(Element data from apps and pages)
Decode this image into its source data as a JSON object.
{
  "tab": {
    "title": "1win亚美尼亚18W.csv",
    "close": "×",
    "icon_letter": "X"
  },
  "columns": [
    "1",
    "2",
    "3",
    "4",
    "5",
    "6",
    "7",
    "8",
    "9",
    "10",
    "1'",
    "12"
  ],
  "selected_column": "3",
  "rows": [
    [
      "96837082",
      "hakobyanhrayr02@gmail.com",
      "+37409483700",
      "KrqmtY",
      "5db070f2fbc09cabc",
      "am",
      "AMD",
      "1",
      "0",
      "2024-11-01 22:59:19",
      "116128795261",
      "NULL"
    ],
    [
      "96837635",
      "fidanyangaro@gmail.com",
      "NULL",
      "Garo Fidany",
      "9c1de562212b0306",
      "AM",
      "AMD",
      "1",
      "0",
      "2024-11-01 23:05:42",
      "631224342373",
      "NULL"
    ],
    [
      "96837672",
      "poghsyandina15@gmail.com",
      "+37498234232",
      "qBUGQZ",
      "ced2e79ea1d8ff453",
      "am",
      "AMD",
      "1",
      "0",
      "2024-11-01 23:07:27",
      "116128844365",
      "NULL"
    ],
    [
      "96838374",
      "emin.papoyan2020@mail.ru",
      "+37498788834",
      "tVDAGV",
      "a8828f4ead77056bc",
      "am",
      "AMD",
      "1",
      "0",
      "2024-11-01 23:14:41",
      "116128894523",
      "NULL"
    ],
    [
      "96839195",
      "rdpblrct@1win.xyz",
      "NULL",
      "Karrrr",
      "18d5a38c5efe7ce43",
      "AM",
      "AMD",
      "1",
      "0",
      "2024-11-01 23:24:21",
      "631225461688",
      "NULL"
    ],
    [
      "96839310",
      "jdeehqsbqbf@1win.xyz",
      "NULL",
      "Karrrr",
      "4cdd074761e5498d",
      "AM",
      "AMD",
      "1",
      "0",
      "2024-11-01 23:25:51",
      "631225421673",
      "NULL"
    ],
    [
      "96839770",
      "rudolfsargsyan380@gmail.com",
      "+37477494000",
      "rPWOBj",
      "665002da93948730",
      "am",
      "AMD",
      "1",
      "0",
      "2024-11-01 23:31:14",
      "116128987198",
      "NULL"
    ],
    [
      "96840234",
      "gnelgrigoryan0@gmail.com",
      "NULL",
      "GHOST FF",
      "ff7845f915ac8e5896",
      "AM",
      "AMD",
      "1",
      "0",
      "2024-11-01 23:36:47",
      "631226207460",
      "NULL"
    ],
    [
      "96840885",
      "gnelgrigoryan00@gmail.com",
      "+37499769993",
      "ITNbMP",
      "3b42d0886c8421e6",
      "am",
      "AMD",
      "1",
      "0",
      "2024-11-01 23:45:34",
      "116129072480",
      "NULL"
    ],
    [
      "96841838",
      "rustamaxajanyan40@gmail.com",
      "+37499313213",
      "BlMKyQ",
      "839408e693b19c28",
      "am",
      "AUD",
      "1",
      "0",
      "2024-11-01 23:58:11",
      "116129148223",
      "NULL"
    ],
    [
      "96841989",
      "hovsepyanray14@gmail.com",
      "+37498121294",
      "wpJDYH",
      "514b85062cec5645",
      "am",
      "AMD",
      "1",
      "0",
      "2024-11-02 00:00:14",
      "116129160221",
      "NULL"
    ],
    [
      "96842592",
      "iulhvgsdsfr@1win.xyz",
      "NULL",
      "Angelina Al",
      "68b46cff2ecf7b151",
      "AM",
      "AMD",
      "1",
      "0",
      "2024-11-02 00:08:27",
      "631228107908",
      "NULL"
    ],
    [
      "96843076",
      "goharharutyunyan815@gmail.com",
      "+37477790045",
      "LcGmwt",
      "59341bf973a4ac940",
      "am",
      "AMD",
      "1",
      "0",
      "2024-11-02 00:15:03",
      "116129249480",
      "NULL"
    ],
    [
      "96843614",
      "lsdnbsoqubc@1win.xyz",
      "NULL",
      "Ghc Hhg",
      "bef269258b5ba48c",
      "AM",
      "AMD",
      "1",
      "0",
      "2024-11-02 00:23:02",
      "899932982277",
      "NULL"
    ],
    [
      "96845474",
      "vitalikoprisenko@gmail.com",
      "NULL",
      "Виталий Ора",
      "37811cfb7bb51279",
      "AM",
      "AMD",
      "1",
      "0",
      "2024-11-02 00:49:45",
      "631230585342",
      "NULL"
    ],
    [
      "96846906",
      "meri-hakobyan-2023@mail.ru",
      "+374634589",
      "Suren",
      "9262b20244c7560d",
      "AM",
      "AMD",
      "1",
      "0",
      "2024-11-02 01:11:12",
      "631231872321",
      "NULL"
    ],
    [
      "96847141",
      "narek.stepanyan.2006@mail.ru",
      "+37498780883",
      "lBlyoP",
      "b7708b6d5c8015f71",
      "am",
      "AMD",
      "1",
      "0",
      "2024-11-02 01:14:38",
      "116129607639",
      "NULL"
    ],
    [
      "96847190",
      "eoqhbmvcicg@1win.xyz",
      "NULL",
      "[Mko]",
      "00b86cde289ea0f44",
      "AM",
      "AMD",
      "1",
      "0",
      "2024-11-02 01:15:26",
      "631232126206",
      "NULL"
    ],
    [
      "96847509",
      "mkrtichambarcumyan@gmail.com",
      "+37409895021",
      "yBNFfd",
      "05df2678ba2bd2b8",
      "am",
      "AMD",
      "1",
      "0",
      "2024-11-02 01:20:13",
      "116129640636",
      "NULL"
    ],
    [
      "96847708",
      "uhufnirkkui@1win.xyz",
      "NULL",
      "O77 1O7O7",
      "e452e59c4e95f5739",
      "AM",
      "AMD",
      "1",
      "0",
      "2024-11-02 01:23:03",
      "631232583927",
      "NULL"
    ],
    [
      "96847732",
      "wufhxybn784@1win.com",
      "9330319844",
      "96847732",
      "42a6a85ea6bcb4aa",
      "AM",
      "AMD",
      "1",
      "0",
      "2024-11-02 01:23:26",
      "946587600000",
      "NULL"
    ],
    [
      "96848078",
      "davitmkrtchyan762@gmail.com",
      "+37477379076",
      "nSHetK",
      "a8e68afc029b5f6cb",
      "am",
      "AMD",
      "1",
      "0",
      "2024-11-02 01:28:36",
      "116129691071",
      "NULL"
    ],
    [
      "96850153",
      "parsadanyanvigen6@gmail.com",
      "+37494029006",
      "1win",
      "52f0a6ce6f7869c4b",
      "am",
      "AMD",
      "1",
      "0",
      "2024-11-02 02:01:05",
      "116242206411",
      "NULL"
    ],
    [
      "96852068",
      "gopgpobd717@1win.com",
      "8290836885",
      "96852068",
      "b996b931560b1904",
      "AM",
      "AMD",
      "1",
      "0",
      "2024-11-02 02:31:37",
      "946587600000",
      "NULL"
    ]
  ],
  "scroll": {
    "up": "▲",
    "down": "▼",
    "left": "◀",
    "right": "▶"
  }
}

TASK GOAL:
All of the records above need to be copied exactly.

ANSWER TO THE PROBLEM:
Decode this image into its source data as a JSON object.
{
  "tab": {
    "title": "1win亚美尼亚18W.csv",
    "close": "×",
    "icon_letter": "X"
  },
  "columns": [
    "1",
    "2",
    "3",
    "4",
    "5",
    "6",
    "7",
    "8",
    "9",
    "10",
    "1'",
    "12"
  ],
  "selected_column": "3",
  "rows": [
    [
      "96837082",
      "hakobyanhrayr02@gmail.com",
      "+37409483700",
      "KrqmtY",
      "5db070f2fbc09cabc",
      "am",
      "AMD",
      "1",
      "0",
      "2024-11-01 22:59:19",
      "116128795261",
      "NULL"
    ],
    [
      "96837635",
      "fidanyangaro@gmail.com",
      "NULL",
      "Garo Fidany",
      "9c1de562212b0306",
      "AM",
      "AMD",
      "1",
      "0",
      "2024-11-01 23:05:42",
      "631224342373",
      "NULL"
    ],
    [
      "96837672",
      "poghsyandina15@gmail.com",
      "+37498234232",
      "qBUGQZ",
      "ced2e79ea1d8ff453",
      "am",
      "AMD",
      "1",
      "0",
      "2024-11-01 23:07:27",
      "116128844365",
      "NULL"
    ],
    [
      "96838374",
      "emin.papoyan2020@mail.ru",
      "+37498788834",
      "tVDAGV",
      "a8828f4ead77056bc",
      "am",
      "AMD",
      "1",
      "0",
      "2024-11-01 23:14:41",
      "116128894523",
      "NULL"
    ],
    [
      "96839195",
      "rdpblrct@1win.xyz",
      "NULL",
      "Karrrr",
      "18d5a38c5efe7ce43",
      "AM",
      "AMD",
      "1",
      "0",
      "2024-11-01 23:24:21",
      "631225461688",
      "NULL"
    ],
    [
      "96839310",
      "jdeehqsbqbf@1win.xyz",
      "NULL",
      "Karrrr",
      "4cdd074761e5498d",
      "AM",
      "AMD",
      "1",
      "0",
      "2024-11-01 23:25:51",
      "631225421673",
      "NULL"
    ],
    [
      "96839770",
      "rudolfsargsyan380@gmail.com",
      "+37477494000",
      "rPWOBj",
      "665002da93948730",
      "am",
      "AMD",
      "1",
      "0",
      "2024-11-01 23:31:14",
      "116128987198",
      "NULL"
    ],
    [
      "96840234",
      "gnelgrigoryan0@gmail.com",
      "NULL",
      "GHOST FF",
      "ff7845f915ac8e5896",
      "AM",
      "AMD",
      "1",
      "0",
      "2024-11-01 23:36:47",
      "631226207460",
      "NULL"
    ],
    [
      "96840885",
      "gnelgrigoryan00@gmail.com",
      "+37499769993",
      "ITNbMP",
      "3b42d0886c8421e6",
      "am",
      "AMD",
      "1",
      "0",
      "2024-11-01 23:45:34",
      "116129072480",
      "NULL"
    ],
    [
      "96841838",
      "rustamaxajanyan40@gmail.com",
      "+37499313213",
      "BlMKyQ",
      "839408e693b19c28",
      "am",
      "AUD",
      "1",
      "0",
      "2024-11-01 23:58:11",
      "116129148223",
      "NULL"
    ],
    [
      "96841989",
      "hovsepyanray14@gmail.com",
      "+37498121294",
      "wpJDYH",
      "514b85062cec5645",
      "am",
      "AMD",
      "1",
      "0",
      "2024-11-02 00:00:14",
      "116129160221",
      "NULL"
    ],
    [
      "96842592",
      "iulhvgsdsfr@1win.xyz",
      "NULL",
      "Angelina Al",
      "68b46cff2ecf7b151",
      "AM",
      "AMD",
      "1",
      "0",
      "2024-11-02 00:08:27",
      "631228107908",
      "NULL"
    ],
    [
      "96843076",
      "goharharutyunyan815@gmail.com",
      "+37477790045",
      "LcGmwt",
      "59341bf973a4ac940",
      "am",
      "AMD",
      "1",
      "0",
      "2024-11-02 00:15:03",
      "116129249480",
      "NULL"
    ],
    [
      "96843614",
      "lsdnbsoqubc@1win.xyz",
      "NULL",
      "Ghc Hhg",
      "bef269258b5ba48c",
      "AM",
      "AMD",
      "1",
      "0",
      "2024-11-02 00:23:02",
      "899932982277",
      "NULL"
    ],
    [
      "96845474",
      "vitalikoprisenko@gmail.com",
      "NULL",
      "Виталий Ора",
      "37811cfb7bb51279",
      "AM",
      "AMD",
      "1",
      "0",
      "2024-11-02 00:49:45",
      "631230585342",
      "NULL"
    ],
    [
      "96846906",
      "meri-hakobyan-2023@mail.ru",
      "+374634589",
      "Suren",
      "9262b20244c7560d",
      "AM",
      "AMD",
      "1",
      "0",
      "2024-11-02 01:11:12",
      "631231872321",
      "NULL"
    ],
    [
      "96847141",
      "narek.stepanyan.2006@mail.ru",
      "+37498780883",
      "lBlyoP",
      "b7708b6d5c8015f71",
      "am",
      "AMD",
      "1",
      "0",
      "2024-11-02 01:14:38",
      "116129607639",
      "NULL"
    ],
    [
      "96847190",
      "eoqhbmvcicg@1win.xyz",
      "NULL",
      "[Mko]",
      "00b86cde289ea0f44",
      "AM",
      "AMD",
      "1",
      "0",
      "2024-11-02 01:15:26",
      "631232126206",
      "NULL"
    ],
    [
      "96847509",
      "mkrtichambarcumyan@gmail.com",
      "+37409895021",
      "yBNFfd",
      "05df2678ba2bd2b8",
      "am",
      "AMD",
      "1",
      "0",
      "2024-11-02 01:20:13",
      "116129640636",
      "NULL"
    ],
    [
      "96847708",
      "uhufnirkkui@1win.xyz",
      "NULL",
      "O77 1O7O7",
      "e452e59c4e95f5739",
      "AM",
      "AMD",
      "1",
      "0",
      "2024-11-02 01:23:03",
      "631232583927",
      "NULL"
    ],
    [
      "96847732",
      "wufhxybn784@1win.com",
      "9330319844",
      "96847732",
      "42a6a85ea6bcb4aa",
      "AM",
      "AMD",
      "1",
      "0",
      "2024-11-02 01:23:26",
      "946587600000",
      "NULL"
    ],
    [
      "96848078",
      "davitmkrtchyan762@gmail.com",
      "+37477379076",
      "nSHetK",
      "a8e68afc029b5f6cb",
      "am",
      "AMD",
      "1",
      "0",
      "2024-11-02 01:28:36",
      "116129691071",
      "NULL"
    ],
    [
      "96850153",
      "parsadanyanvigen6@gmail.com",
      "+37494029006",
      "1win",
      "52f0a6ce6f7869c4b",
      "am",
      "AMD",
      "1",
      "0",
      "2024-11-02 02:01:05",
      "116242206411",
      "NULL"
    ],
    [
      "96852068",
      "gopgpobd717@1win.com",
      "8290836885",
      "96852068",
      "b996b931560b1904",
      "AM",
      "AMD",
      "1",
      "0",
      "2024-11-02 02:31:37",
      "946587600000",
      "NULL"
    ]
  ],
  "scroll": {
    "up": "▲",
    "down": "▼",
    "left": "◀",
    "right": "▶"
  }
}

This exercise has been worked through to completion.